New findings published in the journal Proceedings of the Royal Society B suggest that exposure to an environmental toxin that's linked to algae bloods could increase the risk of neurodegenerative disease.
Could flavonoids be the secret to helping reduce the risk of erectile dysfunction?
It turns out that peaches may have been a popular snack even before the arrival of modern humans.
Eating dried plums may lower your risk of colon cancer, according to findings presented at the 2015 Experimental Biology conference in Boston.
No one likes fruit flies.
Want to control your weight? Then you may want to eat more fruits and veggies.
Researchers at the University of Florida have found that muscadeine grape seed oil may provide a clue into reducing obesity.
Increasing your intake of dietary fiber may help lower your risk of diabetes. The findings are published in the journal Diabetologia.
Eating healthy isn't always so easy. Oftentimes, some foods are so loaded with hidden fats, salt and sugar that it can be easy to mistake what true ingredients are on the label (especially concerning processed foods.)
It turns out that pesticides may affect male fertility. Scientists have found that men who eat more fruit and vegetables that were treated with pesticides have lower sperm counts and percentages of normally-formed sperm.

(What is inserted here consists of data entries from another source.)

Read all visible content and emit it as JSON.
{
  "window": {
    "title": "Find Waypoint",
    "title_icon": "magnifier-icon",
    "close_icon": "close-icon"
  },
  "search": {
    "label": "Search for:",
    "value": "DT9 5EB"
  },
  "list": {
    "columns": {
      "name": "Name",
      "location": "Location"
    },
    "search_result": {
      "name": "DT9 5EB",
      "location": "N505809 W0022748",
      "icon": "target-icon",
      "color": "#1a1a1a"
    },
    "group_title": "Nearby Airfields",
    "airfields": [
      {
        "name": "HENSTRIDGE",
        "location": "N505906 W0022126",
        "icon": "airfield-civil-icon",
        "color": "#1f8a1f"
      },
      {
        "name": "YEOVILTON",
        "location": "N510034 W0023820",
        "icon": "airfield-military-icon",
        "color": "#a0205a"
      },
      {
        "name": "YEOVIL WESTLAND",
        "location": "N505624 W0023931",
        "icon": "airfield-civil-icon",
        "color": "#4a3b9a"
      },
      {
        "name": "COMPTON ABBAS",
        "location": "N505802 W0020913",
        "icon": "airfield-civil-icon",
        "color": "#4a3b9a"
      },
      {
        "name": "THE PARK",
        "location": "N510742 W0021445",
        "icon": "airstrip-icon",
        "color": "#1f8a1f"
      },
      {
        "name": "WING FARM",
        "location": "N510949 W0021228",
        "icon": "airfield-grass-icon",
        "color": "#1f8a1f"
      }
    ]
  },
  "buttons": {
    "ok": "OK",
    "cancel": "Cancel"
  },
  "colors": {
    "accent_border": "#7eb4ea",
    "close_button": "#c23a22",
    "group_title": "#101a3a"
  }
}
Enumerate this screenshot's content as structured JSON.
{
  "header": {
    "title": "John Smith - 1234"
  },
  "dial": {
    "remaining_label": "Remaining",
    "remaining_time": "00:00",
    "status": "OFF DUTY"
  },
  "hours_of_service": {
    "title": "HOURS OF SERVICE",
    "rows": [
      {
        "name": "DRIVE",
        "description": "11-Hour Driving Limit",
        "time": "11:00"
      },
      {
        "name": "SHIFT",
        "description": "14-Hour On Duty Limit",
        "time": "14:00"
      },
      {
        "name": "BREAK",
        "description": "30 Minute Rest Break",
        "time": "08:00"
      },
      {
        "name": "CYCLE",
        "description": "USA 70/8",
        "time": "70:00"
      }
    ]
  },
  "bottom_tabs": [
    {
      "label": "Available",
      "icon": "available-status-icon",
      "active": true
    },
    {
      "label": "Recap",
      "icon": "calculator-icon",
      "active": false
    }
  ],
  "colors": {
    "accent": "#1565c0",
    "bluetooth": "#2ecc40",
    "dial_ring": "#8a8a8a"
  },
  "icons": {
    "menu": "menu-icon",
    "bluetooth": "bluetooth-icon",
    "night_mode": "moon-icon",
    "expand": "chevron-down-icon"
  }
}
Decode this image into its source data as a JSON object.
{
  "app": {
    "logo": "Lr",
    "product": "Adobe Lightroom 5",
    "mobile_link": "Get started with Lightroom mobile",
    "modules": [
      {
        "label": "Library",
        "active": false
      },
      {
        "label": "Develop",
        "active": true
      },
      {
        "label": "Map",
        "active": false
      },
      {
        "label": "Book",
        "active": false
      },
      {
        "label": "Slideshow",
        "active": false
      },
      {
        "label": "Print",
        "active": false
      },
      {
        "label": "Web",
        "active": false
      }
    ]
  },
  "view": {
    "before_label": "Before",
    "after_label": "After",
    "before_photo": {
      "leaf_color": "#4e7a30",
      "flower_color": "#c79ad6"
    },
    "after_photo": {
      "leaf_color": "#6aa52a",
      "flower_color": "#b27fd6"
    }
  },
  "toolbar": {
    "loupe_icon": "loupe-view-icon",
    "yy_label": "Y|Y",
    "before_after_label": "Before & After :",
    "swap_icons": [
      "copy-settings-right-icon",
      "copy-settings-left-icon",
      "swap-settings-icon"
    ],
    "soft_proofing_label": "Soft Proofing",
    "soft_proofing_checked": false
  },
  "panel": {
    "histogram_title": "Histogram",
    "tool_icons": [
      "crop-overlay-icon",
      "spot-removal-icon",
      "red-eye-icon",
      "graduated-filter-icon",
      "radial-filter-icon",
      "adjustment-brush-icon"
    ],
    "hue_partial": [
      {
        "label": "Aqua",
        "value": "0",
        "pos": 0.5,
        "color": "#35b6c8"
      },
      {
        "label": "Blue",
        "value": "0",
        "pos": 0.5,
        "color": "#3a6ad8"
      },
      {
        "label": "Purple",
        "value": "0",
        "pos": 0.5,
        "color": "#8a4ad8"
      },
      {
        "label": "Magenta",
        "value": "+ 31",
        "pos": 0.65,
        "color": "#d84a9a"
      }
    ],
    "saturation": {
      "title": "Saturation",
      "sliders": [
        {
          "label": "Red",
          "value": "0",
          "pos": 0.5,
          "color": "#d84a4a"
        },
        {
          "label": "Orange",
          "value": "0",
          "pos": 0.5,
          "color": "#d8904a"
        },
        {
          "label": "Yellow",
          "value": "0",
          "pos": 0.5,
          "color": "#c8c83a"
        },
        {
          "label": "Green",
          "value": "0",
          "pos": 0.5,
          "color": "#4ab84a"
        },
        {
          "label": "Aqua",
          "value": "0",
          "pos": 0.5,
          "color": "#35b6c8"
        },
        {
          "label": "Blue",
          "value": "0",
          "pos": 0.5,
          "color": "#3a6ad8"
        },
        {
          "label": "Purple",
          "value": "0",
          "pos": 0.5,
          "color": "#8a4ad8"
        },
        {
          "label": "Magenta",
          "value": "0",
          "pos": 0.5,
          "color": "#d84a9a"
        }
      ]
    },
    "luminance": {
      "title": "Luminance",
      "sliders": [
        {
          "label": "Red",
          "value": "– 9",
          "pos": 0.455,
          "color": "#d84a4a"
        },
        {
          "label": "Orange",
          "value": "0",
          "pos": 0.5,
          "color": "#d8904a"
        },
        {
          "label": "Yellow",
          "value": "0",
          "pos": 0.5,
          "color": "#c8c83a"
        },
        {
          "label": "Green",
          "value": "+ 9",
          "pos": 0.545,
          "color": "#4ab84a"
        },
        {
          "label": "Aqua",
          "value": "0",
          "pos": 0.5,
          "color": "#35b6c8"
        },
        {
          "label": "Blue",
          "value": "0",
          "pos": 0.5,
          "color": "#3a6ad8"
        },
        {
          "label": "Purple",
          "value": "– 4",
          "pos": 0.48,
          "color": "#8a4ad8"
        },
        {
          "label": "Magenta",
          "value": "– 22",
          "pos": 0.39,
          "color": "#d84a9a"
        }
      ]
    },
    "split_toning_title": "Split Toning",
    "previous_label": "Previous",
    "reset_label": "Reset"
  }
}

New findings published in the journal Childhood Obesity show that more students are eating fruit during their school lunch period. Better still, students threw away less of their entrees and vegetables than before changes by the U.S. Department of Agriculture's healthier school meal standards.